Brief =>
Omit every picture, then return the listing verbatim.

Material to process =>
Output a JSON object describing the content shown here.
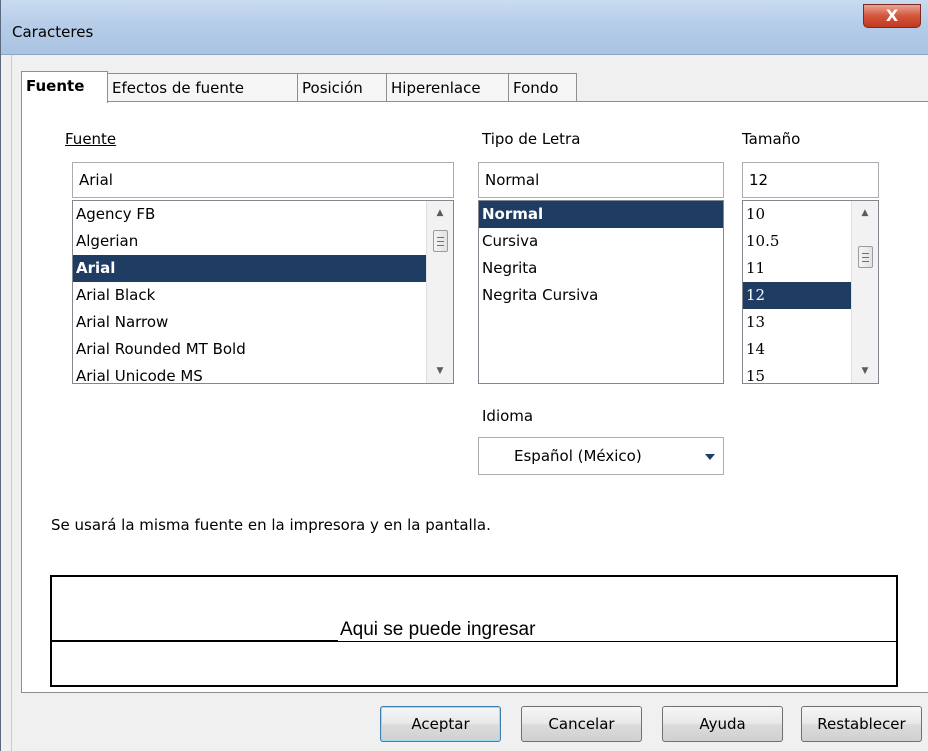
{
  "window": {
    "title": "Caracteres",
    "close_label": "X"
  },
  "tabs": [
    {
      "label": "Fuente",
      "active": true
    },
    {
      "label": "Efectos de fuente",
      "active": false
    },
    {
      "label": "Posición",
      "active": false
    },
    {
      "label": "Hiperenlace",
      "active": false
    },
    {
      "label": "Fondo",
      "active": false
    }
  ],
  "font": {
    "label": "Fuente",
    "value": "Arial",
    "items": [
      "Agency FB",
      "Algerian",
      "Arial",
      "Arial Black",
      "Arial Narrow",
      "Arial Rounded MT Bold",
      "Arial Unicode MS"
    ],
    "selected": "Arial"
  },
  "style": {
    "label": "Tipo de Letra",
    "value": "Normal",
    "items": [
      "Normal",
      "Cursiva",
      "Negrita",
      "Negrita Cursiva"
    ],
    "selected": "Normal"
  },
  "size": {
    "label": "Tamaño",
    "value": "12",
    "items": [
      "10",
      "10.5",
      "11",
      "12",
      "13",
      "14",
      "15"
    ],
    "selected": "12"
  },
  "language": {
    "label": "Idioma",
    "value": "Español (México)"
  },
  "note": "Se usará la misma fuente en la impresora y en la pantalla.",
  "preview": {
    "text": "Aqui se puede ingresar"
  },
  "buttons": {
    "ok": "Aceptar",
    "cancel": "Cancelar",
    "help": "Ayuda",
    "reset": "Restablecer"
  },
  "colors": {
    "selection": "#1f3d63",
    "titlebar": "#b6cde8",
    "close": "#c1391f"
  }
}
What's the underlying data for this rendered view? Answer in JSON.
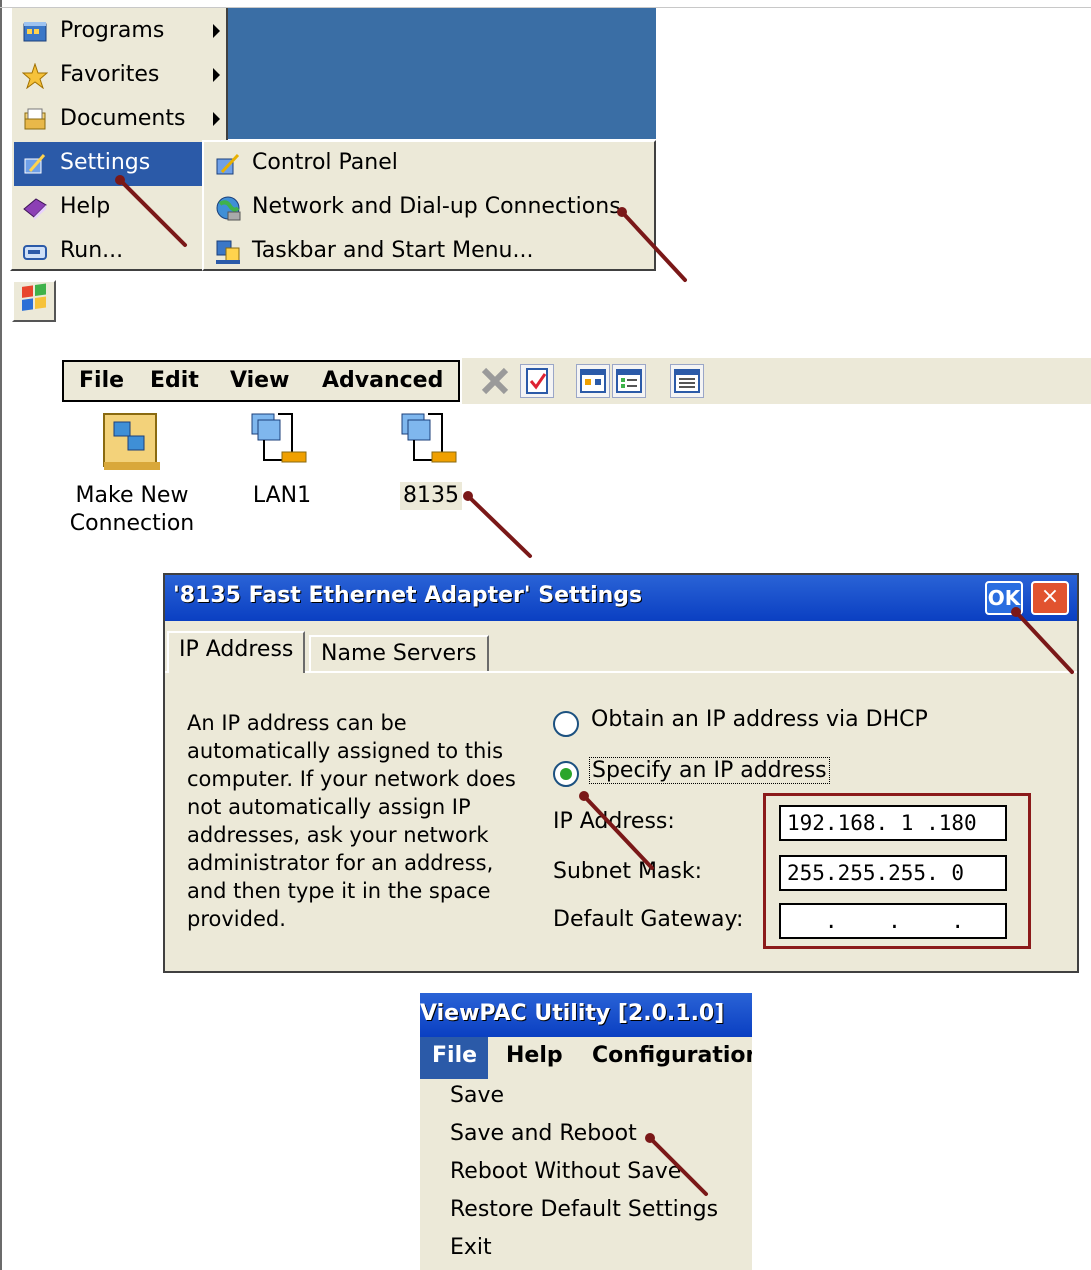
{
  "start_menu": {
    "items": [
      {
        "label": "Programs",
        "icon": "programs-icon",
        "submenu": true
      },
      {
        "label": "Favorites",
        "icon": "favorites-star-icon",
        "submenu": true
      },
      {
        "label": "Documents",
        "icon": "documents-icon",
        "submenu": true
      },
      {
        "label": "Settings",
        "icon": "settings-icon",
        "submenu": false,
        "selected": true
      },
      {
        "label": "Help",
        "icon": "help-book-icon",
        "submenu": false
      },
      {
        "label": "Run...",
        "icon": "run-icon",
        "submenu": false
      }
    ],
    "settings_submenu": [
      {
        "label": "Control Panel",
        "icon": "control-panel-icon"
      },
      {
        "label": "Network and Dial-up Connections",
        "icon": "network-globe-icon"
      },
      {
        "label": "Taskbar and Start Menu...",
        "icon": "taskbar-icon"
      }
    ]
  },
  "explorer": {
    "menu": [
      "File",
      "Edit",
      "View",
      "Advanced"
    ],
    "items": [
      {
        "label": "Make New Connection",
        "icon": "make-new-connection-icon"
      },
      {
        "label": "LAN1",
        "icon": "network-connection-icon"
      },
      {
        "label": "8135",
        "icon": "network-connection-icon"
      }
    ]
  },
  "dialog": {
    "title": "'8135 Fast Ethernet Adapter' Settings",
    "ok_label": "OK",
    "close_label": "×",
    "tabs": [
      "IP Address",
      "Name Servers"
    ],
    "description": "An IP address can be automatically assigned to this computer.  If your network does not automatically assign IP addresses, ask your network administrator for an address, and then type it in the space provided.",
    "radio_dhcp": "Obtain an IP address via DHCP",
    "radio_specify": "Specify an IP address",
    "ip_label": "IP Address:",
    "ip_value": "192.168. 1 .180",
    "subnet_label": "Subnet Mask:",
    "subnet_value": "255.255.255. 0",
    "gateway_label": "Default Gateway:",
    "gateway_value": "   .    .    .   "
  },
  "viewpac": {
    "title": "ViewPAC Utility [2.0.1.0]",
    "menu": [
      "File",
      "Help",
      "Configuration"
    ],
    "file_items": [
      "Save",
      "Save and Reboot",
      "Reboot Without Save",
      "Restore Default Settings",
      "Exit"
    ]
  },
  "colors": {
    "accent_blue": "#2b5aa8",
    "annotation_red": "#8b1a1a",
    "dialog_bg": "#ece9d8"
  }
}
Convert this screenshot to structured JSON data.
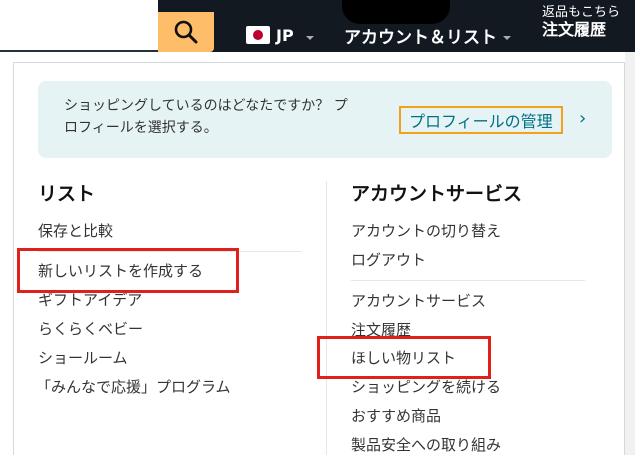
{
  "nav": {
    "locale": "JP",
    "account_label": "アカウント＆リスト",
    "orders_line1": "返品もこちら",
    "orders_line2": "注文履歴",
    "accent_color": "#febd69",
    "bar_color": "#131921"
  },
  "profile_banner": {
    "prompt_line1": "ショッピングしているのはどなたですか？ プ",
    "prompt_line2": "ロフィールを選択する。",
    "manage_button": "プロフィールの管理",
    "chevron": "›"
  },
  "lists": {
    "title": "リスト",
    "items": [
      "保存と比較",
      "新しいリストを作成する",
      "ギフトアイデア",
      "らくらくベビー",
      "ショールーム",
      "「みんなで応援」プログラム"
    ]
  },
  "account_services": {
    "title": "アカウントサービス",
    "items": [
      "アカウントの切り替え",
      "ログアウト",
      "アカウントサービス",
      "注文履歴",
      "ほしい物リスト",
      "ショッピングを続ける",
      "おすすめ商品",
      "製品安全への取り組み"
    ]
  },
  "highlight_color": "#e0201a",
  "link_color": "#007185"
}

Reply =>
Output a JSON object describing the content shown here.
{
  "window": {
    "title": "Caracteres",
    "close_label": "X"
  },
  "tabs": [
    {
      "label": "Fuente",
      "active": true
    },
    {
      "label": "Efectos de fuente",
      "active": false
    },
    {
      "label": "Posición",
      "active": false
    },
    {
      "label": "Hiperenlace",
      "active": false
    },
    {
      "label": "Fondo",
      "active": false
    }
  ],
  "font": {
    "label": "Fuente",
    "value": "Arial",
    "items": [
      "Agency FB",
      "Algerian",
      "Arial",
      "Arial Black",
      "Arial Narrow",
      "Arial Rounded MT Bold",
      "Arial Unicode MS"
    ],
    "selected": "Arial"
  },
  "style": {
    "label": "Tipo de Letra",
    "value": "Normal",
    "items": [
      "Normal",
      "Cursiva",
      "Negrita",
      "Negrita Cursiva"
    ],
    "selected": "Normal"
  },
  "size": {
    "label": "Tamaño",
    "value": "12",
    "items": [
      "10",
      "10.5",
      "11",
      "12",
      "13",
      "14",
      "15"
    ],
    "selected": "12"
  },
  "language": {
    "label": "Idioma",
    "value": "Español (México)"
  },
  "note": "Se usará la misma fuente en la impresora y en la pantalla.",
  "preview": {
    "text": "Aqui se puede ingresar"
  },
  "buttons": {
    "ok": "Aceptar",
    "cancel": "Cancelar",
    "help": "Ayuda",
    "reset": "Restablecer"
  },
  "colors": {
    "selection": "#1f3d63",
    "titlebar": "#b6cde8",
    "close": "#c1391f"
  }
}
What's the underlying data for this rendered view? Answer in JSON.
{
  "start_menu": {
    "items": [
      {
        "label": "Programs",
        "icon": "programs-icon",
        "submenu": true
      },
      {
        "label": "Favorites",
        "icon": "favorites-star-icon",
        "submenu": true
      },
      {
        "label": "Documents",
        "icon": "documents-icon",
        "submenu": true
      },
      {
        "label": "Settings",
        "icon": "settings-icon",
        "submenu": false,
        "selected": true
      },
      {
        "label": "Help",
        "icon": "help-book-icon",
        "submenu": false
      },
      {
        "label": "Run...",
        "icon": "run-icon",
        "submenu": false
      }
    ],
    "settings_submenu": [
      {
        "label": "Control Panel",
        "icon": "control-panel-icon"
      },
      {
        "label": "Network and Dial-up Connections",
        "icon": "network-globe-icon"
      },
      {
        "label": "Taskbar and Start Menu...",
        "icon": "taskbar-icon"
      }
    ]
  },
  "explorer": {
    "menu": [
      "File",
      "Edit",
      "View",
      "Advanced"
    ],
    "items": [
      {
        "label": "Make New Connection",
        "icon": "make-new-connection-icon"
      },
      {
        "label": "LAN1",
        "icon": "network-connection-icon"
      },
      {
        "label": "8135",
        "icon": "network-connection-icon"
      }
    ]
  },
  "dialog": {
    "title": "'8135 Fast Ethernet Adapter' Settings",
    "ok_label": "OK",
    "close_label": "×",
    "tabs": [
      "IP Address",
      "Name Servers"
    ],
    "description": "An IP address can be automatically assigned to this computer.  If your network does not automatically assign IP addresses, ask your network administrator for an address, and then type it in the space provided.",
    "radio_dhcp": "Obtain an IP address via DHCP",
    "radio_specify": "Specify an IP address",
    "ip_label": "IP Address:",
    "ip_value": "192.168. 1 .180",
    "subnet_label": "Subnet Mask:",
    "subnet_value": "255.255.255. 0",
    "gateway_label": "Default Gateway:",
    "gateway_value": "   .    .    .   "
  },
  "viewpac": {
    "title": "ViewPAC Utility [2.0.1.0]",
    "menu": [
      "File",
      "Help",
      "Configuration"
    ],
    "file_items": [
      "Save",
      "Save and Reboot",
      "Reboot Without Save",
      "Restore Default Settings",
      "Exit"
    ]
  },
  "colors": {
    "accent_blue": "#2b5aa8",
    "annotation_red": "#8b1a1a",
    "dialog_bg": "#ece9d8"
  }
}
Convert this screenshot to structured JSON data.
{
  "nav": {
    "locale": "JP",
    "account_label": "アカウント＆リスト",
    "orders_line1": "返品もこちら",
    "orders_line2": "注文履歴",
    "accent_color": "#febd69",
    "bar_color": "#131921"
  },
  "profile_banner": {
    "prompt_line1": "ショッピングしているのはどなたですか？ プ",
    "prompt_line2": "ロフィールを選択する。",
    "manage_button": "プロフィールの管理",
    "chevron": "›"
  },
  "lists": {
    "title": "リスト",
    "items": [
      "保存と比較",
      "新しいリストを作成する",
      "ギフトアイデア",
      "らくらくベビー",
      "ショールーム",
      "「みんなで応援」プログラム"
    ]
  },
  "account_services": {
    "title": "アカウントサービス",
    "items": [
      "アカウントの切り替え",
      "ログアウト",
      "アカウントサービス",
      "注文履歴",
      "ほしい物リスト",
      "ショッピングを続ける",
      "おすすめ商品",
      "製品安全への取り組み"
    ]
  },
  "highlight_color": "#e0201a",
  "link_color": "#007185"
}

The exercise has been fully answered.